a boy's ultimate dream (before girls come into the picture!)

when i arrived, wet, dirty, and a bit scared of the reaction of the seniors (my maa, my mama, mami, grandma, and of course, baba), i was given a thorough dressing down by everyone, but when baba told the gathering that he is going to have a 'talk' with me outside, i was almost wetting my pants, as we walked out in the garden where the bike was. he was silent while he looked at her, touched her, and turned to me to talk, and i shall remember this till my last breath: "son, i am proud of you...that, what you did, takes guts...you are a bloody star!! and when we go inside, you are to behave as if suitably chastised, and i shall behave suitably indignant...deal?"...and he hugged me!!

he then gave me some advice that was ostensibly about the bike, but methinks it was deeper than that. pardon my french, but i must reproduce it here verbatim: "ok, now that you have taken her from me, let me tell you something that will stand you in good stead...listen to her. she is a living being. you can tell almost anything by just learning to listen to your machine. and yes, treat her like your wife, and she will treat you like a lover; treat her like a whore, and she'll fuck you when you least expect it". i have taken this advice to heart about most things i have, and with excellent results . thank you baba...as i always say, if i can be half the man you have been, and continue to be, i shall consider myself a success
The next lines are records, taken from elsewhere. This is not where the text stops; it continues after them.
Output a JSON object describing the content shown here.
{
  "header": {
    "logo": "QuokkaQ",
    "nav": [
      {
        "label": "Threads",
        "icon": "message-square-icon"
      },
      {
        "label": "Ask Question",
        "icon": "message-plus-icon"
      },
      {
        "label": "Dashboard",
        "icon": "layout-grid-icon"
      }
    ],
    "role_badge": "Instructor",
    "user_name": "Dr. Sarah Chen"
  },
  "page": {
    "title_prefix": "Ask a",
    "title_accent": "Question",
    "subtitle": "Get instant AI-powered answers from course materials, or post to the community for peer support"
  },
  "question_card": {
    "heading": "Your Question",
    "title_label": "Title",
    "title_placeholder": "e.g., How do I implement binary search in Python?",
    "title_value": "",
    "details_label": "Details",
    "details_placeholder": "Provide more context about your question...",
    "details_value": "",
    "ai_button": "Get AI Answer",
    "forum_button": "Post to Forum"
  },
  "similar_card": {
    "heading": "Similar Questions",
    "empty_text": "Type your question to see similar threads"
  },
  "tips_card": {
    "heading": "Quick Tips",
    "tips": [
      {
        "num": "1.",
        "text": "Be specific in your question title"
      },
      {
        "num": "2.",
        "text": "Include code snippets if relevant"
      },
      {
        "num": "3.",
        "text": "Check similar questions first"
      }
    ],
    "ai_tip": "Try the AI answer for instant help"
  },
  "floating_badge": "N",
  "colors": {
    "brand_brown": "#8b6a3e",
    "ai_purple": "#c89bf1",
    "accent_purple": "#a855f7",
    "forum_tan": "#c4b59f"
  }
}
in later years, i learnt to strip her bare and put her together (not really blindfolded, but almost). she was one of the (no, correction: she was THE) most beautiful machines i have ever had the pleasure to operate. everything (except the starting capacitor) was mechanical and it was just so elegantly designed...one could ride her without the clutch cable (which in those days, had a nasty habit of snapping just at the wrong time!)...the design had the most comfortable riding posture i have ever seen on a bike, and i think i looked pretty good just riding her through pune roads!
later avtaar of battlecat, with the new headlamp, handles, and seat (note that the rayban is unchanged!)
the kick/gear combination was forever a conversation starter, and i have lost count of the number of ladies i have impressed with the claim of "250cc per cylinder" (no one ever asked me how many cylinders...just one, for those who want to know!). i even bought and stuck (M-Seal) brass letters that said B-A-T-T-L-E-C-A-T on both sides of the tank, and was used to polishing them with brasso (you had to cover the rest of the tank with newspaper, because it would mess with the paint otherwise) everyday for a shiny look. in 2005, alas, i do not know what overcame me, but i sold her to a mechanic in mumbai for rs.5,000, by which time she had become a rust-bucket. both baba and i felt sad seeing her go, but i like to think of all the great memories i have had of her and with her that only she and i are privy to...it shall forever be our secret! my BATTLECAT, wherever you are, remember that i miss you